What are Dental Fillings?
Traditional dental fillings (restoratives) include gold, porcelain, and composite/silver amalgam. The strength and durability of traditional dental materials continue to make them useful for situations where restored teeth must withstand extreme forces that result from chewing, such as in the back of the mouth.
Newer dental fillings include ceramic and plastic compounds that mimic the appearance of natural teeth. These compounds, often called composite resins, are usually used on the front teeth where a natural appearance is important. They can be used on the back teeth as well depending on the location and extent of the tooth decay.
What’s Right for Me?
Several factors influence the performance, durability, longevity and expense of dental restorations:
- The components used in the filling material
- The amount of tooth structure remaining
- Where and how the filling is placed
- The chewing load that the tooth will have to bear
- The length and number of visits needed to prepare and adjust the restored tooth
Types of Dental Fillings
The ultimate decision about what to use is best determined in consultation with your doctor. Before your treatment begins, discuss the options with your doctor. To help you prepare for this discussion it is helpful to understand the two basic types of dental fillings: indirect and direct.
Indirect fillings generally require two or more visits. They include porcelain on-lays, veneers, crowns and bridges fabricated with gold-platinum-palladium alloys, base metal alloys, ceramics or composites. During the first visit, the dentist prepares the tooth and makes an impression of the area to be restored. The dentist then places a temporary covering over the prepared tooth. The impression is sent to a dental laboratory which creates the dental restoration. At the next appointment, the dentist fits and cements the restoration into the prepared cavity and adjusts it as needed.
Direct fillings are fillings placed immediately into a prepared cavity in a single visit.

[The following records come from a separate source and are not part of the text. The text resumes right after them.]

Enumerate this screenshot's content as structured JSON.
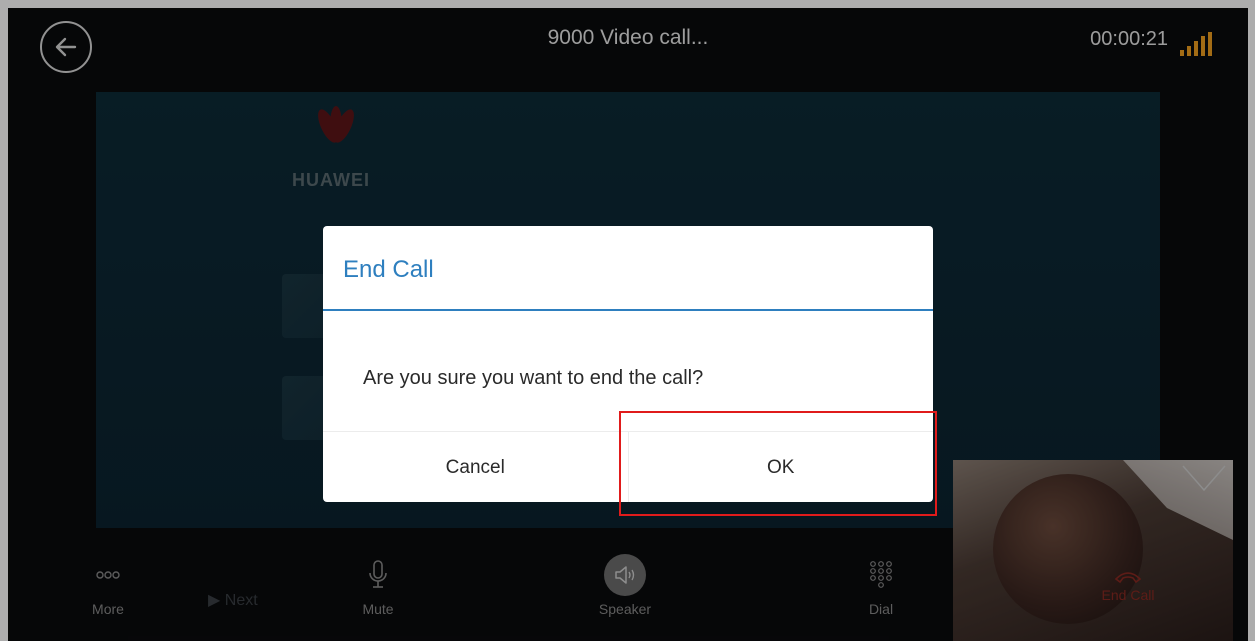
{
  "call": {
    "title": "9000  Video call...",
    "timer": "00:00:21"
  },
  "brand": {
    "logo_text": "HUAWEI"
  },
  "toolbar": {
    "more_label": "More",
    "mute_label": "Mute",
    "speaker_label": "Speaker",
    "dial_label": "Dial",
    "end_label": "End Call",
    "next_label": "Next"
  },
  "dialog": {
    "title": "End Call",
    "message": "Are you sure you want to end the call?",
    "cancel_label": "Cancel",
    "ok_label": "OK"
  },
  "colors": {
    "accent": "#2e7fbf",
    "signal": "#f0a020",
    "highlight": "#e01b1b"
  },
  "icons": {
    "back": "arrow-left-icon",
    "signal": "signal-bars-icon",
    "more": "more-dots-icon",
    "mute": "microphone-icon",
    "speaker": "speaker-icon",
    "dial": "dialpad-icon",
    "end": "hangup-icon"
  }
}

They include glass ionomers, resin ionomers, and composite (resin) fillings and silver amalgam. The dentist prepares the tooth, places the filling, and adjusts it during one appointment.